Four Supreme Court justices skipped the State of the Union address: Antonin Scalia, Sonia Sotomayor, Clarence Thomas and Samuel Alito. Alito, at least, had an excuse: he was signing an order to stay the execution of a Missouri death row inmate.
Herbert Smulls was scheduled to be put to death at 12:01 a.m. Wednesday by lethal injection. The drug that would be administered to Smulls would come from a compounding pharmacy, since makers of the drugs that used to be used for lethal injections have since banned their use in capital punishment. Missouri is one of several states that has had to scramble to replace those drugs with new, untested alternatives.
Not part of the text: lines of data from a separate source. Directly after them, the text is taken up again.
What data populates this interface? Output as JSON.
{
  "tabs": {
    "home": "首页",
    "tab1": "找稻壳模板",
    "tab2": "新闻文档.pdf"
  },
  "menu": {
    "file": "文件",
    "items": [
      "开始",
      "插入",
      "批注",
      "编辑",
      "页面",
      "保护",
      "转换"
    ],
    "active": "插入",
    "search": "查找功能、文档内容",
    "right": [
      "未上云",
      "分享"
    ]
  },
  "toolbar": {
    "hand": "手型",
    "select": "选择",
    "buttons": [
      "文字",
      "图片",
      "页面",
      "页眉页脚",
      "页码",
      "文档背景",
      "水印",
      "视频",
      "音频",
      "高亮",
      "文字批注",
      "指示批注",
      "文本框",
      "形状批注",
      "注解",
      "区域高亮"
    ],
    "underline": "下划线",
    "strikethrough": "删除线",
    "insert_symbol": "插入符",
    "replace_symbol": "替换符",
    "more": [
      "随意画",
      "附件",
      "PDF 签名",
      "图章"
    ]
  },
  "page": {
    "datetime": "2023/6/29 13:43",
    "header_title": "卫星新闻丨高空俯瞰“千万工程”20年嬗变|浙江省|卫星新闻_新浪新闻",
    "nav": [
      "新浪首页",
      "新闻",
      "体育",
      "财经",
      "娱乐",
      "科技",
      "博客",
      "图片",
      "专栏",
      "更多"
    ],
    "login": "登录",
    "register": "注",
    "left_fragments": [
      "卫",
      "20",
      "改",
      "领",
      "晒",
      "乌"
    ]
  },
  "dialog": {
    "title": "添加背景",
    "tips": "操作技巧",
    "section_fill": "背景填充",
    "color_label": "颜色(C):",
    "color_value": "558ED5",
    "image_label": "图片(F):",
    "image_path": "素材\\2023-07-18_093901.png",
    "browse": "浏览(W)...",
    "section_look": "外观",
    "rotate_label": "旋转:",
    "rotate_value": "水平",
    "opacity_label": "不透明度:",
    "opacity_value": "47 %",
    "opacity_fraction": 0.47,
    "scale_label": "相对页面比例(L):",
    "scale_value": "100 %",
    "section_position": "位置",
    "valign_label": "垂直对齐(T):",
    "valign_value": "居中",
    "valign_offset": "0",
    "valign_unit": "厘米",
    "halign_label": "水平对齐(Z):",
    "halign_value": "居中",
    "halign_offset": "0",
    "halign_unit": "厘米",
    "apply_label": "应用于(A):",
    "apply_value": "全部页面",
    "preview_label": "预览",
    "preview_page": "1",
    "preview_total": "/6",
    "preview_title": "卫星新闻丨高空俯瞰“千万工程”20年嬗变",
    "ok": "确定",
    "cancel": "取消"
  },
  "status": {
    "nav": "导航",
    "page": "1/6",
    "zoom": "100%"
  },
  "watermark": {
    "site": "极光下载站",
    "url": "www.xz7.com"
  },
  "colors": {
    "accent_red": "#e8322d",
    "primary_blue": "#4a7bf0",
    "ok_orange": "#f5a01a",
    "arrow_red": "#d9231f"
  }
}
Missouri refused to disclose which pharmacy supplied the drug it would use to kill Smulls, which his lawyer argued would make it impossible to know if he would face pain and suffering when it was administered. For one, the drug that will be used to kill Smulls has been stored at room temperature for several days longer than pharmacy industry standards dictate. Though Missouri's governor Jay Nixon and federal courts denied Smulls' appeal for clemency, Alito signed a temporary stay just two and a half hours before Smulls was scheduled to be killed.
Smulls was given the death penalty for killing the owner of a jewelry store during a robbery in 1991.
Had Alito not been busy staying Smulls' execution during the State of the Union address, it's unlikely he would have attended. In 2010, Alito visibly mouthed the words "that's not true" when President Obama criticized a recent Supreme Court decision and later remarked that justices "have to sit there like a proverbial potted plant most of the time." He hasn't been to a State of the Union address since.
Update, January 29: Smulls has been executed by lethal injection.
This article is from the archive of our partner The Wire.